- [EXERCISE OBJECTIVE]:
Each line of the data that mentions the string "balsamea" needs to be identified and copied.

[Excerpts from a dataset]
::::
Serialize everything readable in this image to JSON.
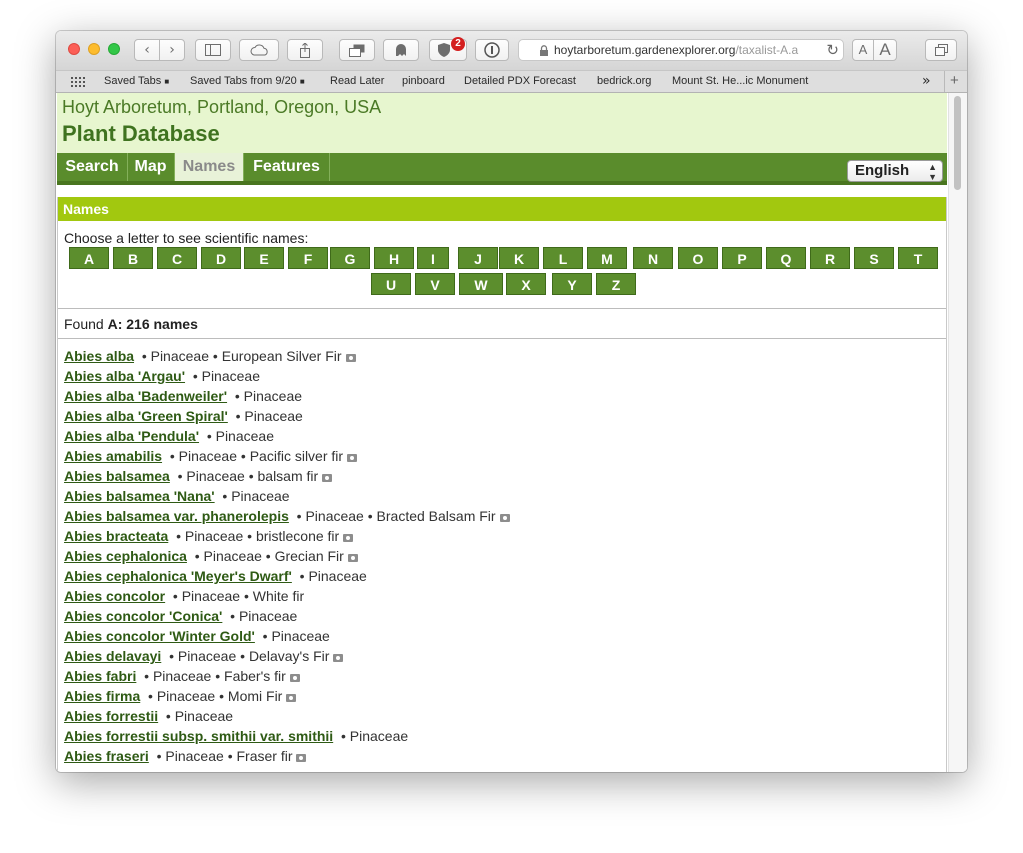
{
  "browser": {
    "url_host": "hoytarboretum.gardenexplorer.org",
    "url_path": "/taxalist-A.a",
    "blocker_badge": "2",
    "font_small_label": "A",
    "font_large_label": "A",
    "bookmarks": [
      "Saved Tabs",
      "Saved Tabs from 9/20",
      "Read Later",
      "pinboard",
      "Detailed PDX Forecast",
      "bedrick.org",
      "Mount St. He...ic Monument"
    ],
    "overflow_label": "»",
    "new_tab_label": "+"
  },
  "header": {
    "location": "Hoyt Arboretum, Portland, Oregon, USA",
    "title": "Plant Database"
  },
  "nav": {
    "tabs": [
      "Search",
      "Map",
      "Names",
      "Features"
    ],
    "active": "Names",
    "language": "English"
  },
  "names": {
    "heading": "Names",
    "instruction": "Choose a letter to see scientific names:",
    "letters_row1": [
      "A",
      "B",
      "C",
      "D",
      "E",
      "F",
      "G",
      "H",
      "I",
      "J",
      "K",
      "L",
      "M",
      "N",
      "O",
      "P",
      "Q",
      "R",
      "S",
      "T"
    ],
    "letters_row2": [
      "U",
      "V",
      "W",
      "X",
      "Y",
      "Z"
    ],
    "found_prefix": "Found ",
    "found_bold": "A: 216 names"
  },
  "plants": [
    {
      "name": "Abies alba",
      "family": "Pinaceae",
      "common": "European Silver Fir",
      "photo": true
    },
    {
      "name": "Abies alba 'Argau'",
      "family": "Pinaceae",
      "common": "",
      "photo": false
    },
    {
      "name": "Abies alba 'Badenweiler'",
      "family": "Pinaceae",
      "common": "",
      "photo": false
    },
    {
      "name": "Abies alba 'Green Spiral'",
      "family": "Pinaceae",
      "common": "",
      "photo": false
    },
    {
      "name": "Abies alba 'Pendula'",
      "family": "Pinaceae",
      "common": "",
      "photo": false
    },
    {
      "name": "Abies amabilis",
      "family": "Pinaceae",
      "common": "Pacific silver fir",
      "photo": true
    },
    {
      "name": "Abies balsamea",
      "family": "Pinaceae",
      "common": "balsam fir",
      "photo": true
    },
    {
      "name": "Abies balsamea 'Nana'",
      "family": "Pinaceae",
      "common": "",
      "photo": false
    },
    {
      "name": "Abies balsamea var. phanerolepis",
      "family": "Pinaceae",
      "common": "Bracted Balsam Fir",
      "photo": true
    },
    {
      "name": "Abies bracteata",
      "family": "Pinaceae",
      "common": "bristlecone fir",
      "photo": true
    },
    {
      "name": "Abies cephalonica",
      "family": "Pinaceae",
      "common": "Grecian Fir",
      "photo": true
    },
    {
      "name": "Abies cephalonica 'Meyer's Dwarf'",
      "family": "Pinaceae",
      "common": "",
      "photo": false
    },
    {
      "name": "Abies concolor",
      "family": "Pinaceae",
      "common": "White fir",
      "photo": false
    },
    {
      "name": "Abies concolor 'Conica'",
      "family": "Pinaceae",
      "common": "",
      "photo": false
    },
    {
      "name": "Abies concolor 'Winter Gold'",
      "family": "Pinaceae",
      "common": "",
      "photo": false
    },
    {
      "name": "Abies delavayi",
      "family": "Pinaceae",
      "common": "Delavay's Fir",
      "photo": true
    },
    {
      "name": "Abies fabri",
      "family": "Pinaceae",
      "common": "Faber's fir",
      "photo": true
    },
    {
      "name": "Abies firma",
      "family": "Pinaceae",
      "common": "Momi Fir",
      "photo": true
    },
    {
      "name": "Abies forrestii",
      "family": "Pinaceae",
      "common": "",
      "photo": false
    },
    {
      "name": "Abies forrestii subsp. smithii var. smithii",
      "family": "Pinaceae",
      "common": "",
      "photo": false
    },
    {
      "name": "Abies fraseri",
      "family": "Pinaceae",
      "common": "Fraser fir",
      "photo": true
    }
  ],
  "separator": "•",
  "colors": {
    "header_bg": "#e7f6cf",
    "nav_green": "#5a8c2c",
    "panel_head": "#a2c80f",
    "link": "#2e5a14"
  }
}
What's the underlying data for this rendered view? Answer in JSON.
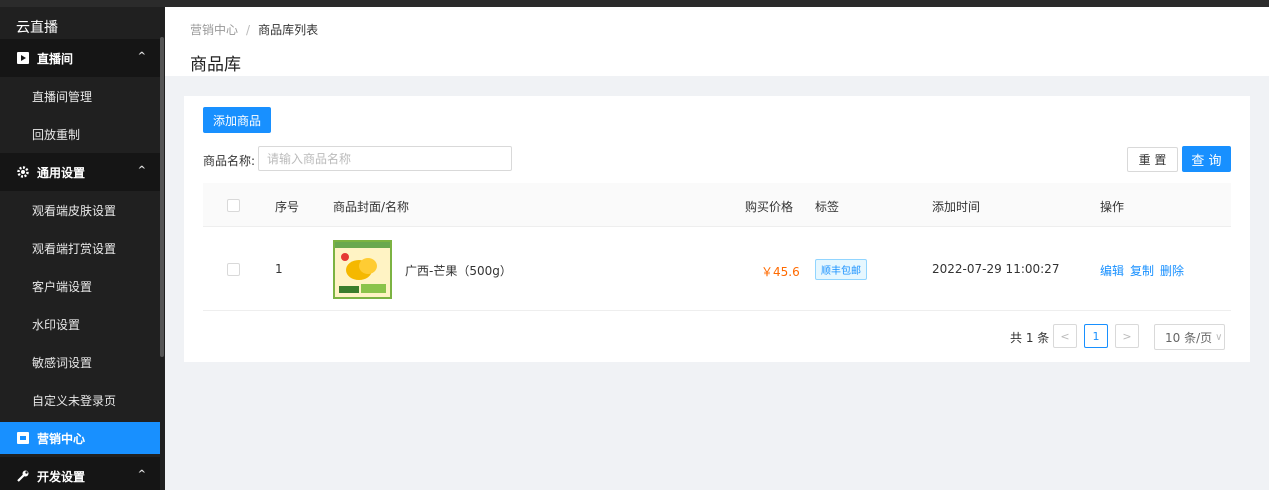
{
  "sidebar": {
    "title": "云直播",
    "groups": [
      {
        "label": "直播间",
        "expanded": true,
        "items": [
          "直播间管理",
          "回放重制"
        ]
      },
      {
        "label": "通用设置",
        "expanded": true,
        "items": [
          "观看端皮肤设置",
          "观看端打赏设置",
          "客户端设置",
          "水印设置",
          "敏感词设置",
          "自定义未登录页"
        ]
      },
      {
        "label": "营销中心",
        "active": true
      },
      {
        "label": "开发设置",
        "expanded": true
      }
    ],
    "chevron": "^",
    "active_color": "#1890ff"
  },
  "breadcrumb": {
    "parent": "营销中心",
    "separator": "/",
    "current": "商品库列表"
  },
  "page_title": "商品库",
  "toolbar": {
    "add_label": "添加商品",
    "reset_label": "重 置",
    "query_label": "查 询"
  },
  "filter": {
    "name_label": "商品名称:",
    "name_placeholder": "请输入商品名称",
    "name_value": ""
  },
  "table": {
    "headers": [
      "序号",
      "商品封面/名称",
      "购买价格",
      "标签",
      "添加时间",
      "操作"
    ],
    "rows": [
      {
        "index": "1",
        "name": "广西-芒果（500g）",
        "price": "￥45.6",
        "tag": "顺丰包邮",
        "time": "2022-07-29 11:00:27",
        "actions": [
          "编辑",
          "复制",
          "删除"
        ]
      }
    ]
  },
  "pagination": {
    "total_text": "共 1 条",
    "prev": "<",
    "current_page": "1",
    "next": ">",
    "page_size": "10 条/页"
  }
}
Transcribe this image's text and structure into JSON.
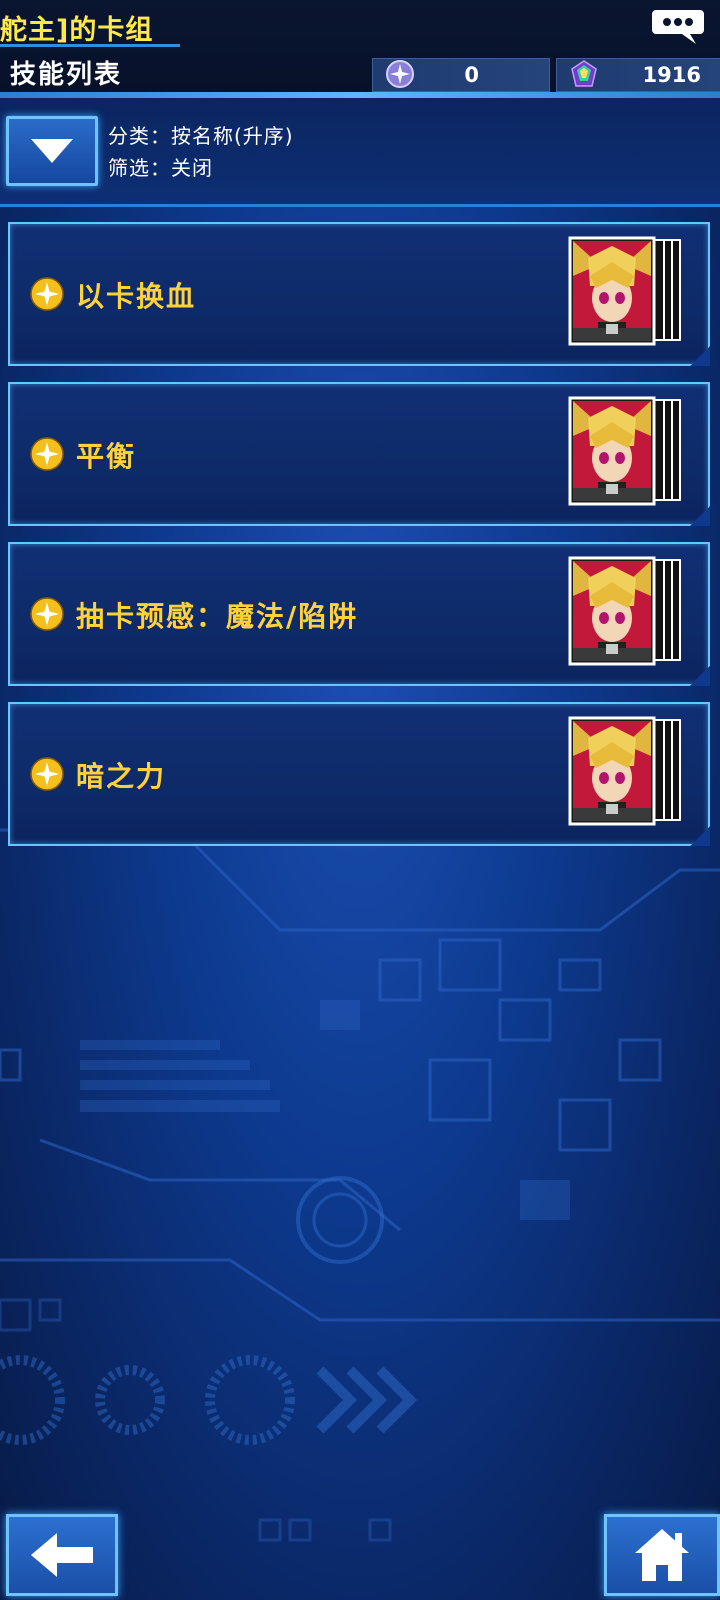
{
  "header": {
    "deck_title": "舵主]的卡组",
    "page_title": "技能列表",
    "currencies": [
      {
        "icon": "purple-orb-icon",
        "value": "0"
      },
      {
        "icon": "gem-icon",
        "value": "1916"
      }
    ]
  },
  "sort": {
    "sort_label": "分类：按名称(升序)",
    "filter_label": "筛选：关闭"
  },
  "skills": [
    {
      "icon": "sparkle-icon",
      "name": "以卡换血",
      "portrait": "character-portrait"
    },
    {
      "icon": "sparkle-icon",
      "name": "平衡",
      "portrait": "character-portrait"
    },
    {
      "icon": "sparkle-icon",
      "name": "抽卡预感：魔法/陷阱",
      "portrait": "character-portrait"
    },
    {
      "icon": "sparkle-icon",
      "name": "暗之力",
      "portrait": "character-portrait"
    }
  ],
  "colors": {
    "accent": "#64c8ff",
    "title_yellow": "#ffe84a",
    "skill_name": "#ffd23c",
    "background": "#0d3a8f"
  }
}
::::
- [FINISHED TASK]:
      "name": "Abies balsamea",
      "name": "Abies balsamea 'Nana'",
      "name": "Abies balsamea var. phanerolepis",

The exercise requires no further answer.